Propeller: A Force for Social Innovation is a New Orleans-based nonprofit whose mission is to tackle the city’s toughest challenges by supporting the creative solutions of its community members. Guest blogger Julia Stewart talks about the successes they’ve had in bringing healthy food to those who need it most.
While New Orleans is known for being one of America’s most vibrant, fun, and culture-rich cities, it’s also a city that struggles with health and food challenges. There are approximately 30 grocery stores for New Orleans’ 350,000 residents, a statistic that marks the city as one of the nation’s worst food deserts. We also have one of the highest obesity rates in the country.
But it’s not all despairing. One area Propeller has made substantial investment in is healthy food access. By the end of May this year, we’ll have incubated 21 new ventures, both for-profit and nonprofit, in our Social Venture Accelerator Program. A little more than half have missions related to public health and food access.
From production to distribution to consumption, each venture offers a solution to gaps in the local food system. Here are a few we’ve helped get off the ground:
- VEGGI Farmers Cooperative, VertiFarms, and Sheaux Fresh operate aquaponic, hydroponic, and/or traditional urban farms that grow produce for grocers, community members, schools, and restaurants.
- Jack & Jake’s food hub connects local growers with large-scale buyers such as public schools and the New Orleans Convention Center.
- James Graham of KIPP New Orleans brought one million healthy lunches to 20% of public school children in New Orleans in our first year, revolutionizing cafeteria food.
- “Get Fruity About Trees,” a fruit orchard in the Lower Ninth Ward, recently won PitchNOLA: Lots of Progress, our competition that sources innovative strategies to utilize the city’s vacant properties.
Collectively, in just ten months, they’ve grown over 11,300 pounds of produce for the community.
It’s been our experience that to truly change our city’s dismal health statistics, cooperation is required at all levels from policymakers to grassroots groups.
Propeller is helping by doing what we do best: incubating new ideas, identifying the roadblocks to change, and connecting the players who can make real and lasting improvements.
Think these food solutions can work in your community? Reach out to Julia Stewart to learn more: firstname.lastname@example.org.

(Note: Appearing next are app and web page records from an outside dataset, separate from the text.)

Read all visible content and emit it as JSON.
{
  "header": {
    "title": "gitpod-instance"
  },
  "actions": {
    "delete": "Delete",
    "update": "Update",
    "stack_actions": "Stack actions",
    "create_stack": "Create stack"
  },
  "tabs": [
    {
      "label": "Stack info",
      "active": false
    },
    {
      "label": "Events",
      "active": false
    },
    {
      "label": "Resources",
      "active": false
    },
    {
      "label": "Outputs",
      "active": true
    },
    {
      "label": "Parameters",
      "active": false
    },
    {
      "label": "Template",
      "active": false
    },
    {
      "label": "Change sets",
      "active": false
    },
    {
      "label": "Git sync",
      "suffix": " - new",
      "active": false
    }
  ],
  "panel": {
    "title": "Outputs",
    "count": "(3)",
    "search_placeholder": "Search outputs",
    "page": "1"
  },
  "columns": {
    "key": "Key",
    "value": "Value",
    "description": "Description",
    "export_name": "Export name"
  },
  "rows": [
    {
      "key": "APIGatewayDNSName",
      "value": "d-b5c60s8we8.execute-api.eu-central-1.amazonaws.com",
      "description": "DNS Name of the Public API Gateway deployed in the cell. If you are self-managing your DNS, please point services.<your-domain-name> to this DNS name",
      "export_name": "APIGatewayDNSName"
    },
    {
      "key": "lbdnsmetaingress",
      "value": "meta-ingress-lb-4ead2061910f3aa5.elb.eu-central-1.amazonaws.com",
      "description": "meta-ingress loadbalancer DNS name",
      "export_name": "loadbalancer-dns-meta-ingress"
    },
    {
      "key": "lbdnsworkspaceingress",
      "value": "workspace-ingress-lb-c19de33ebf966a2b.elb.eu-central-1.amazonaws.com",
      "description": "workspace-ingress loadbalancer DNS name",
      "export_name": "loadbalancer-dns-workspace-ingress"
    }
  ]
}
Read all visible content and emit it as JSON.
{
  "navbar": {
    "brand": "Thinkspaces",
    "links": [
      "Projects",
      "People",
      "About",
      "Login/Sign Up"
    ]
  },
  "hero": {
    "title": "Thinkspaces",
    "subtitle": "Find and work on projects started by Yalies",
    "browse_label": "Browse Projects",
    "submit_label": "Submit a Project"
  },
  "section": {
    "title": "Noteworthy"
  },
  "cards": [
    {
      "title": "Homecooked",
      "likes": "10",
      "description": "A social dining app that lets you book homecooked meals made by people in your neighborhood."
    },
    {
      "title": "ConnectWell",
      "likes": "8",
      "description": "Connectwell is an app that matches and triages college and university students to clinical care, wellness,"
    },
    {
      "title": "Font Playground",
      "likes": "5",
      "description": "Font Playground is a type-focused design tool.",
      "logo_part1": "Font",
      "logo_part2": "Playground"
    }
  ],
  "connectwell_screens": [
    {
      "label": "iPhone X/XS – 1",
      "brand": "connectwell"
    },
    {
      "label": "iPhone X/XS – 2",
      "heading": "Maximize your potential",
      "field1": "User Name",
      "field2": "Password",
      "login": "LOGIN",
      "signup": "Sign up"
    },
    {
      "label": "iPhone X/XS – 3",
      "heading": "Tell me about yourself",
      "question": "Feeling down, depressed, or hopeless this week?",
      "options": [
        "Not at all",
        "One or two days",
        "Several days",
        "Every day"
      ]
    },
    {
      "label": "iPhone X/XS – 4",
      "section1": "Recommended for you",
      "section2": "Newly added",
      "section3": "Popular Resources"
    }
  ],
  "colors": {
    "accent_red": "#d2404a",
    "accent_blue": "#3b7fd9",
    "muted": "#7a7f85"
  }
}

Julia feels fortunate to be situated on the front lines of social innovation, helping New Orleans’ entrepreneurs transform their ideas into reality as Propeller’s Communications & Programs Manager. Julia received a B.A. in International Relations from Lewis & Clark College in Portland, Oregon. In the past, Julia has worked on organic farms, and has written for several environmental publications including The Bear Deluxe, Table Magazine and Edible Vineyard.